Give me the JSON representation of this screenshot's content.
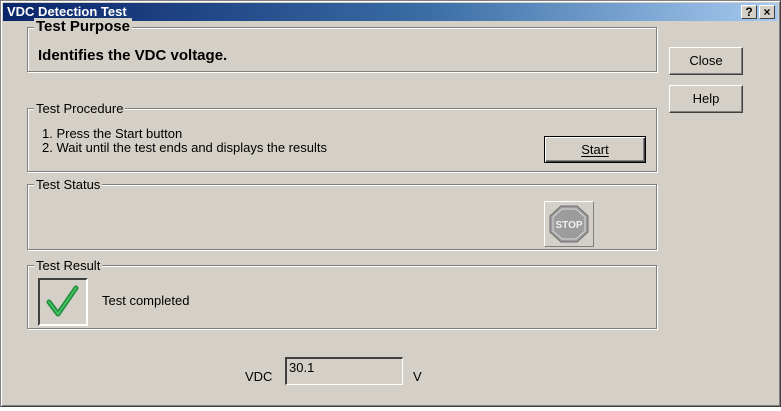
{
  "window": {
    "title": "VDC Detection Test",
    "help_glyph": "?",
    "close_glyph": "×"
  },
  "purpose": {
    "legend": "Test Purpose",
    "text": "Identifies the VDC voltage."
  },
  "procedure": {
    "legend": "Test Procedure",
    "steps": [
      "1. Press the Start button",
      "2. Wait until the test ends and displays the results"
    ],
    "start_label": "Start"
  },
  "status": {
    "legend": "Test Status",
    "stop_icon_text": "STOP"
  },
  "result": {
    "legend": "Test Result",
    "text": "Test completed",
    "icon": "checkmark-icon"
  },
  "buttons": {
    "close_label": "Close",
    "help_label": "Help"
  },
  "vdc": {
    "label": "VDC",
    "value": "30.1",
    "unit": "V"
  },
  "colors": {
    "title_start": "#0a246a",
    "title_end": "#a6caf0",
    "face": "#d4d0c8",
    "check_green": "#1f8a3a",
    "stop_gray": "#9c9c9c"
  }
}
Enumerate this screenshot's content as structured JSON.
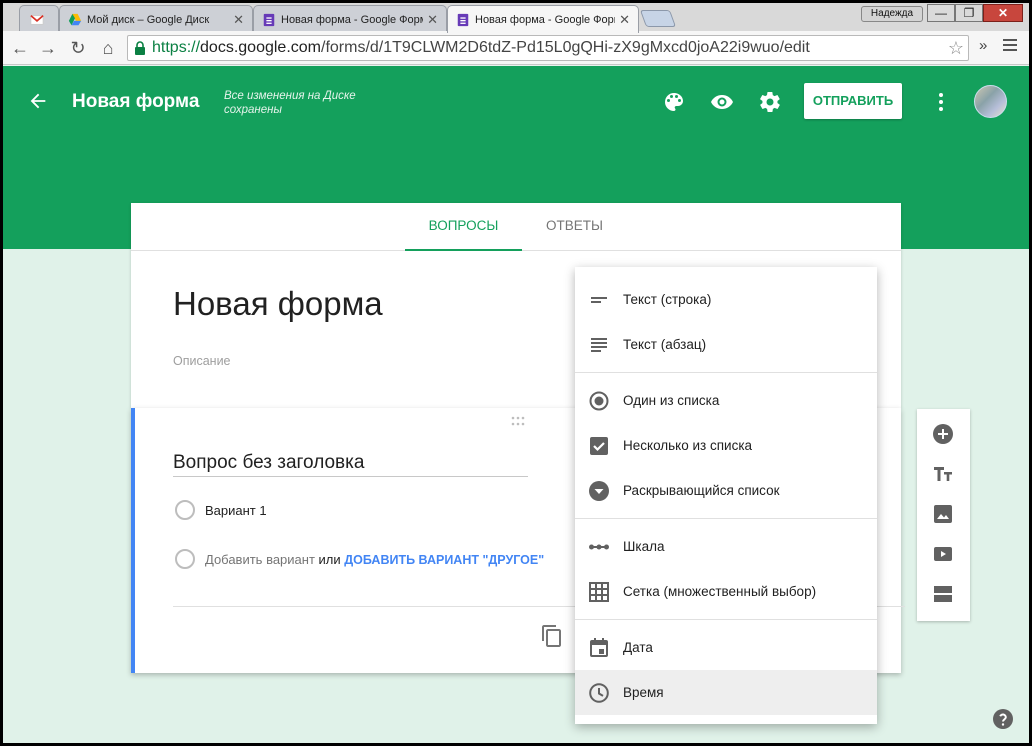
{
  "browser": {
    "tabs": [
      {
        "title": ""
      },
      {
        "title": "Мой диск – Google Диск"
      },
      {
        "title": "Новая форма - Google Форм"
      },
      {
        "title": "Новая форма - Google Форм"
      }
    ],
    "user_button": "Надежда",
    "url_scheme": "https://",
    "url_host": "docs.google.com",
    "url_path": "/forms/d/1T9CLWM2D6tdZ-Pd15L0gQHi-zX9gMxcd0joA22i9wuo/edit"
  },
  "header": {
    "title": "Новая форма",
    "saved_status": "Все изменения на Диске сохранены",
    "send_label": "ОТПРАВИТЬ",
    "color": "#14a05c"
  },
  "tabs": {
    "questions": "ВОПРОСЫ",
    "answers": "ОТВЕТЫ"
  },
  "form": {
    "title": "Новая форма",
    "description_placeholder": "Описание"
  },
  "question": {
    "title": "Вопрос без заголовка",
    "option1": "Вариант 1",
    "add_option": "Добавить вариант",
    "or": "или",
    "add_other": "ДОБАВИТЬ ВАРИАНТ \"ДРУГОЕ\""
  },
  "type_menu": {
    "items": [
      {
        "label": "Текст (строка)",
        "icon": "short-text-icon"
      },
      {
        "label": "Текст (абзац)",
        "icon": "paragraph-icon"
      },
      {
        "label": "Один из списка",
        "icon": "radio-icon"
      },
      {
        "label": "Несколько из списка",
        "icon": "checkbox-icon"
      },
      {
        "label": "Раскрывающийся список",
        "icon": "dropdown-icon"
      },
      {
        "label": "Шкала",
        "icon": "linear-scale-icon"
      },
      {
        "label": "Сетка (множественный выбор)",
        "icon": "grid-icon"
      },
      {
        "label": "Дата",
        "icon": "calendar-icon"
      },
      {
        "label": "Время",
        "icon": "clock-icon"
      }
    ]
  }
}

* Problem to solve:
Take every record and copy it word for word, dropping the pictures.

* Task answer:
Give me the JSON representation of this screenshot's content.
{
  "window": {
    "title": "VDC Detection Test",
    "help_glyph": "?",
    "close_glyph": "×"
  },
  "purpose": {
    "legend": "Test Purpose",
    "text": "Identifies the VDC voltage."
  },
  "procedure": {
    "legend": "Test Procedure",
    "steps": [
      "1. Press the Start button",
      "2. Wait until the test ends and displays the results"
    ],
    "start_label": "Start"
  },
  "status": {
    "legend": "Test Status",
    "stop_icon_text": "STOP"
  },
  "result": {
    "legend": "Test Result",
    "text": "Test completed",
    "icon": "checkmark-icon"
  },
  "buttons": {
    "close_label": "Close",
    "help_label": "Help"
  },
  "vdc": {
    "label": "VDC",
    "value": "30.1",
    "unit": "V"
  },
  "colors": {
    "title_start": "#0a246a",
    "title_end": "#a6caf0",
    "face": "#d4d0c8",
    "check_green": "#1f8a3a",
    "stop_gray": "#9c9c9c"
  }
}
Enumerate this screenshot's content as structured JSON.
{
  "browser": {
    "tabs": [
      {
        "title": ""
      },
      {
        "title": "Мой диск – Google Диск"
      },
      {
        "title": "Новая форма - Google Форм"
      },
      {
        "title": "Новая форма - Google Форм"
      }
    ],
    "user_button": "Надежда",
    "url_scheme": "https://",
    "url_host": "docs.google.com",
    "url_path": "/forms/d/1T9CLWM2D6tdZ-Pd15L0gQHi-zX9gMxcd0joA22i9wuo/edit"
  },
  "header": {
    "title": "Новая форма",
    "saved_status": "Все изменения на Диске сохранены",
    "send_label": "ОТПРАВИТЬ",
    "color": "#14a05c"
  },
  "tabs": {
    "questions": "ВОПРОСЫ",
    "answers": "ОТВЕТЫ"
  },
  "form": {
    "title": "Новая форма",
    "description_placeholder": "Описание"
  },
  "question": {
    "title": "Вопрос без заголовка",
    "option1": "Вариант 1",
    "add_option": "Добавить вариант",
    "or": "или",
    "add_other": "ДОБАВИТЬ ВАРИАНТ \"ДРУГОЕ\""
  },
  "type_menu": {
    "items": [
      {
        "label": "Текст (строка)",
        "icon": "short-text-icon"
      },
      {
        "label": "Текст (абзац)",
        "icon": "paragraph-icon"
      },
      {
        "label": "Один из списка",
        "icon": "radio-icon"
      },
      {
        "label": "Несколько из списка",
        "icon": "checkbox-icon"
      },
      {
        "label": "Раскрывающийся список",
        "icon": "dropdown-icon"
      },
      {
        "label": "Шкала",
        "icon": "linear-scale-icon"
      },
      {
        "label": "Сетка (множественный выбор)",
        "icon": "grid-icon"
      },
      {
        "label": "Дата",
        "icon": "calendar-icon"
      },
      {
        "label": "Время",
        "icon": "clock-icon"
      }
    ]
  }
}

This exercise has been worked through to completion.